**ACTIVITY:** Retype all entries exactly as they stand, excluding pictures.

..............................

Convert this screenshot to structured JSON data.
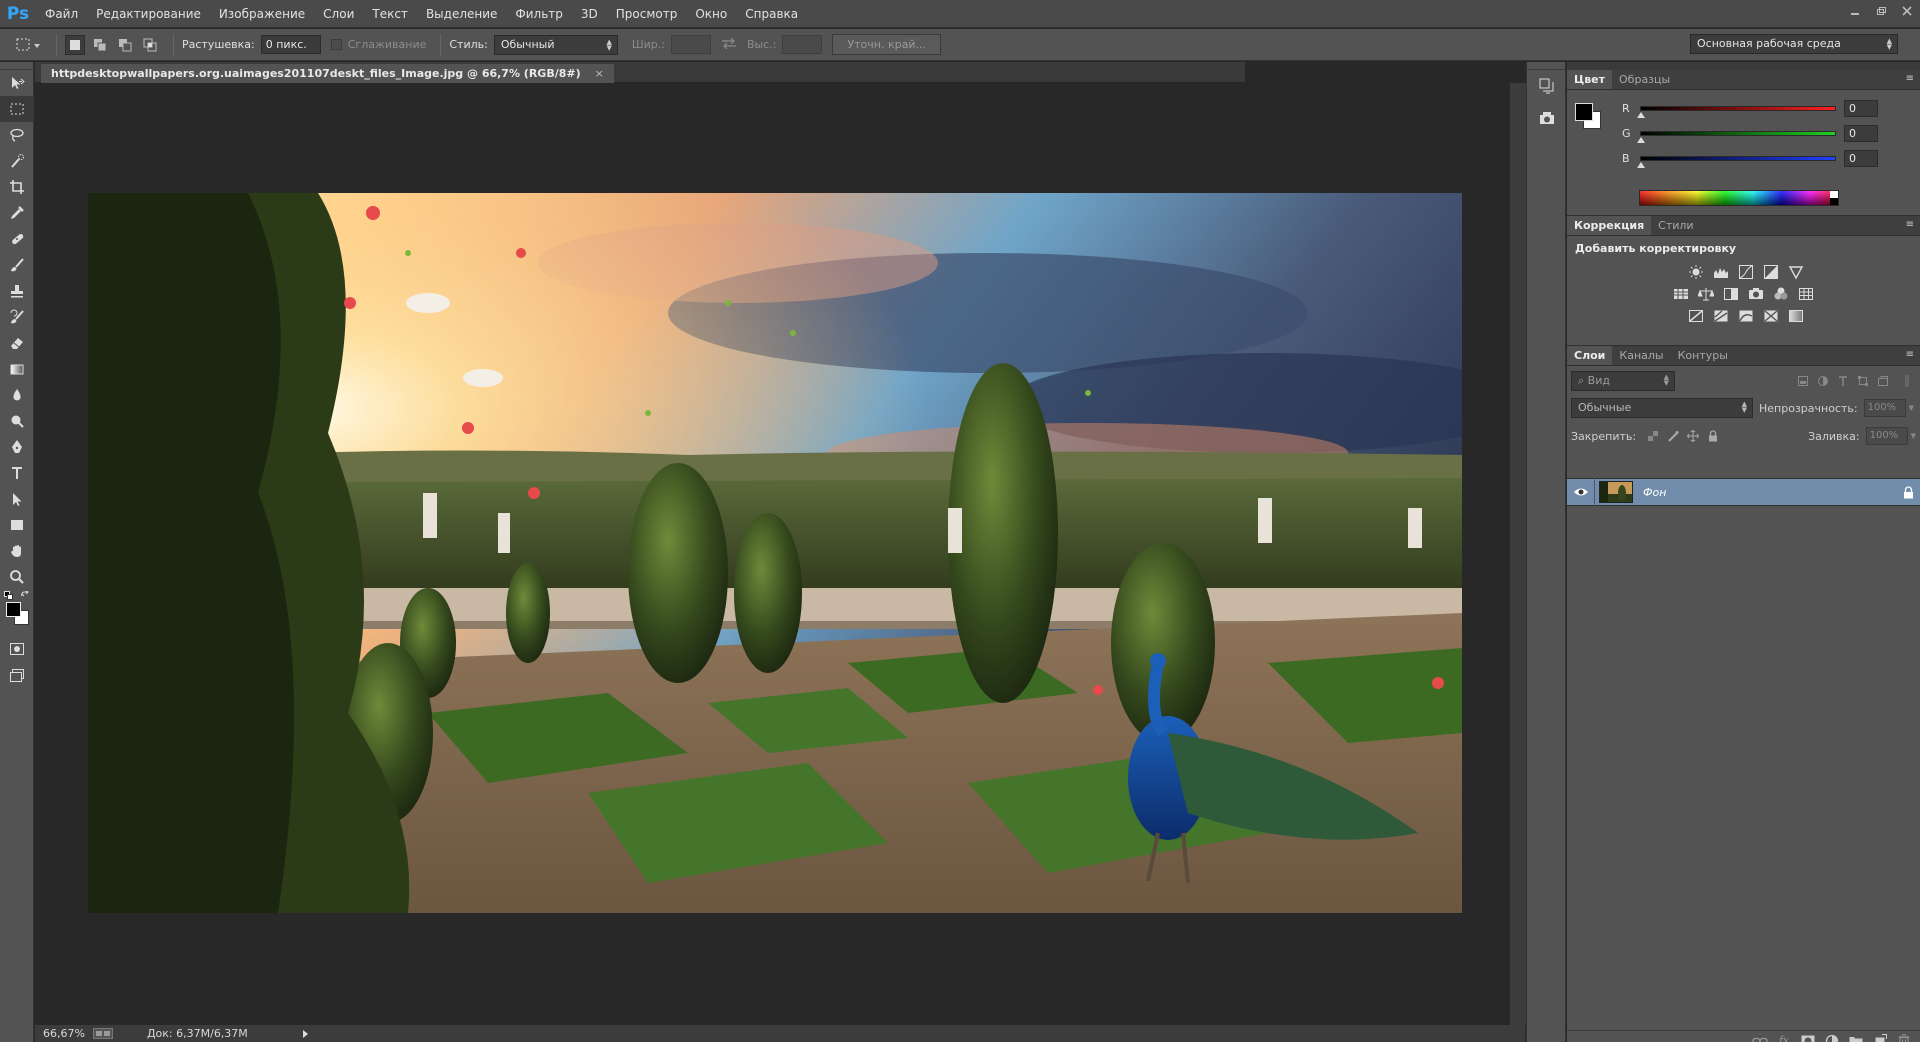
{
  "app": {
    "logo": "Ps"
  },
  "menu": [
    "Файл",
    "Редактирование",
    "Изображение",
    "Слои",
    "Текст",
    "Выделение",
    "Фильтр",
    "3D",
    "Просмотр",
    "Окно",
    "Справка"
  ],
  "options": {
    "feather_label": "Растушевка:",
    "feather_value": "0 пикс.",
    "antialias_label": "Сглаживание",
    "style_label": "Стиль:",
    "style_value": "Обычный",
    "width_label": "Шир.:",
    "height_label": "Выс.:",
    "refine_edge_label": "Уточн. край...",
    "workspace_value": "Основная рабочая среда"
  },
  "document": {
    "tab_title": "httpdesktopwallpapers.org.uaimages201107deskt_files_Image.jpg @ 66,7% (RGB/8#)",
    "tab_close": "×"
  },
  "status": {
    "zoom": "66,67%",
    "doc_size": "Док: 6,37M/6,37M"
  },
  "color_panel": {
    "tabs": [
      "Цвет",
      "Образцы"
    ],
    "r_label": "R",
    "g_label": "G",
    "b_label": "B",
    "r_value": "0",
    "g_value": "0",
    "b_value": "0",
    "colors": {
      "r": "#ff2020",
      "g": "#20d020",
      "b": "#2040ff"
    }
  },
  "adjustments_panel": {
    "tabs": [
      "Коррекция",
      "Стили"
    ],
    "title": "Добавить корректировку"
  },
  "layers_panel": {
    "tabs": [
      "Слои",
      "Каналы",
      "Контуры"
    ],
    "filter_value": "Вид",
    "blend_mode": "Обычные",
    "opacity_label": "Непрозрачность:",
    "opacity_value": "100%",
    "lock_label": "Закрепить:",
    "fill_label": "Заливка:",
    "fill_value": "100%",
    "layers": [
      {
        "name": "Фон",
        "visible": true,
        "locked": true
      }
    ]
  },
  "icons": {
    "tools": [
      "move-icon",
      "marquee-icon",
      "lasso-icon",
      "quick-select-icon",
      "crop-icon",
      "eyedropper-icon",
      "healing-brush-icon",
      "brush-icon",
      "stamp-icon",
      "history-brush-icon",
      "eraser-icon",
      "gradient-icon",
      "blur-icon",
      "dodge-icon",
      "pen-icon",
      "type-icon",
      "path-select-icon",
      "shape-icon",
      "hand-icon",
      "zoom-icon"
    ]
  }
}
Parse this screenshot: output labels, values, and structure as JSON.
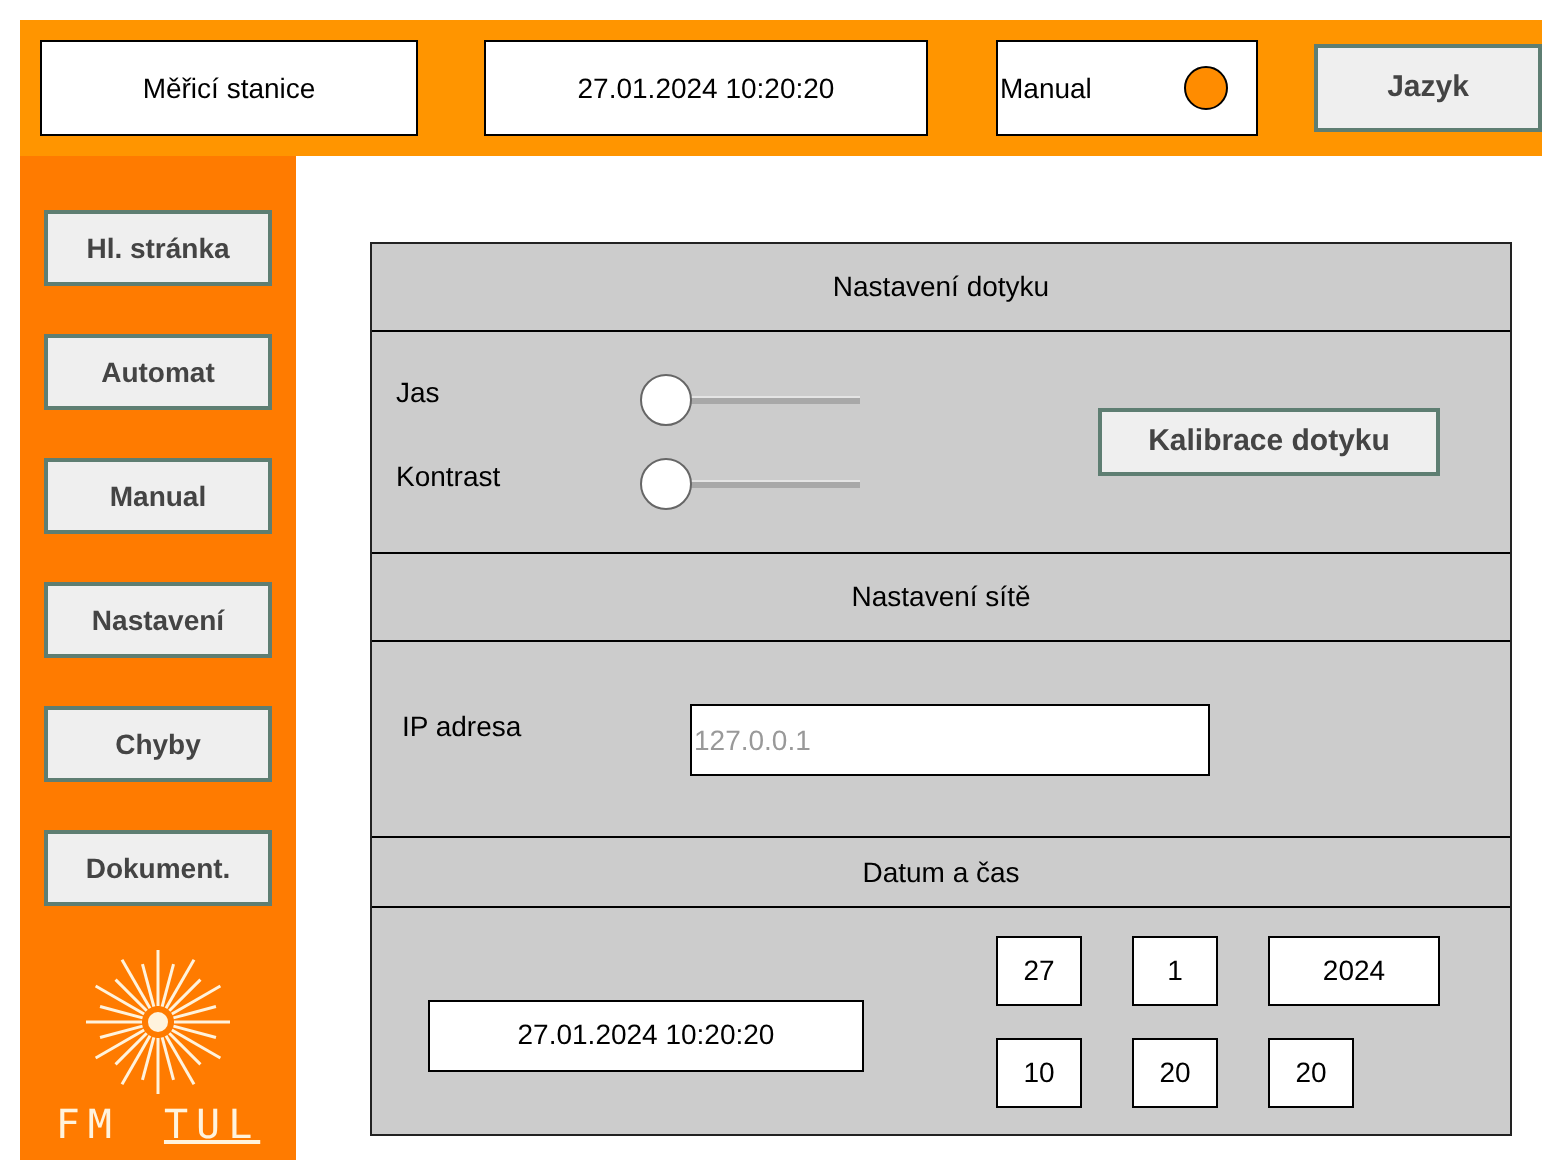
{
  "header": {
    "station": "Měřicí stanice",
    "datetime": "27.01.2024 10:20:20",
    "mode": {
      "label": "Manual",
      "on": true
    },
    "language_button": "Jazyk"
  },
  "sidebar": {
    "items": [
      "Hl. stránka",
      "Automat",
      "Manual",
      "Nastavení",
      "Chyby",
      "Dokument."
    ],
    "logo": {
      "left": "FM",
      "right": "TUL"
    }
  },
  "touch": {
    "title": "Nastavení dotyku",
    "sliders": [
      {
        "label": "Jas",
        "level": 0
      },
      {
        "label": "Kontrast",
        "level": 0
      }
    ],
    "calibrate_button": "Kalibrace dotyku"
  },
  "network": {
    "title": "Nastavení sítě",
    "ip_label": "IP adresa",
    "ip_placeholder": "127.0.0.1"
  },
  "datetime": {
    "title": "Datum a čas",
    "value": "27.01.2024 10:20:20",
    "date_fields": [
      "27",
      "1",
      "2024"
    ],
    "time_fields": [
      "10",
      "20",
      "20"
    ]
  }
}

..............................

**EXERCISE RESULT:**
Convert this screenshot to structured JSON data.
{
  "app": {
    "logo": "Ps"
  },
  "menu": [
    "Файл",
    "Редактирование",
    "Изображение",
    "Слои",
    "Текст",
    "Выделение",
    "Фильтр",
    "3D",
    "Просмотр",
    "Окно",
    "Справка"
  ],
  "options": {
    "feather_label": "Растушевка:",
    "feather_value": "0 пикс.",
    "antialias_label": "Сглаживание",
    "style_label": "Стиль:",
    "style_value": "Обычный",
    "width_label": "Шир.:",
    "height_label": "Выс.:",
    "refine_edge_label": "Уточн. край...",
    "workspace_value": "Основная рабочая среда"
  },
  "document": {
    "tab_title": "httpdesktopwallpapers.org.uaimages201107deskt_files_Image.jpg @ 66,7% (RGB/8#)",
    "tab_close": "×"
  },
  "status": {
    "zoom": "66,67%",
    "doc_size": "Док: 6,37M/6,37M"
  },
  "color_panel": {
    "tabs": [
      "Цвет",
      "Образцы"
    ],
    "r_label": "R",
    "g_label": "G",
    "b_label": "B",
    "r_value": "0",
    "g_value": "0",
    "b_value": "0",
    "colors": {
      "r": "#ff2020",
      "g": "#20d020",
      "b": "#2040ff"
    }
  },
  "adjustments_panel": {
    "tabs": [
      "Коррекция",
      "Стили"
    ],
    "title": "Добавить корректировку"
  },
  "layers_panel": {
    "tabs": [
      "Слои",
      "Каналы",
      "Контуры"
    ],
    "filter_value": "Вид",
    "blend_mode": "Обычные",
    "opacity_label": "Непрозрачность:",
    "opacity_value": "100%",
    "lock_label": "Закрепить:",
    "fill_label": "Заливка:",
    "fill_value": "100%",
    "layers": [
      {
        "name": "Фон",
        "visible": true,
        "locked": true
      }
    ]
  },
  "icons": {
    "tools": [
      "move-icon",
      "marquee-icon",
      "lasso-icon",
      "quick-select-icon",
      "crop-icon",
      "eyedropper-icon",
      "healing-brush-icon",
      "brush-icon",
      "stamp-icon",
      "history-brush-icon",
      "eraser-icon",
      "gradient-icon",
      "blur-icon",
      "dodge-icon",
      "pen-icon",
      "type-icon",
      "path-select-icon",
      "shape-icon",
      "hand-icon",
      "zoom-icon"
    ]
  }
}
Parse this screenshot: output labels, values, and structure as JSON.
{
  "header": {
    "station": "Měřicí stanice",
    "datetime": "27.01.2024 10:20:20",
    "mode": {
      "label": "Manual",
      "on": true
    },
    "language_button": "Jazyk"
  },
  "sidebar": {
    "items": [
      "Hl. stránka",
      "Automat",
      "Manual",
      "Nastavení",
      "Chyby",
      "Dokument."
    ],
    "logo": {
      "left": "FM",
      "right": "TUL"
    }
  },
  "touch": {
    "title": "Nastavení dotyku",
    "sliders": [
      {
        "label": "Jas",
        "level": 0
      },
      {
        "label": "Kontrast",
        "level": 0
      }
    ],
    "calibrate_button": "Kalibrace dotyku"
  },
  "network": {
    "title": "Nastavení sítě",
    "ip_label": "IP adresa",
    "ip_placeholder": "127.0.0.1"
  },
  "datetime": {
    "title": "Datum a čas",
    "value": "27.01.2024 10:20:20",
    "date_fields": [
      "27",
      "1",
      "2024"
    ],
    "time_fields": [
      "10",
      "20",
      "20"
    ]
  }
}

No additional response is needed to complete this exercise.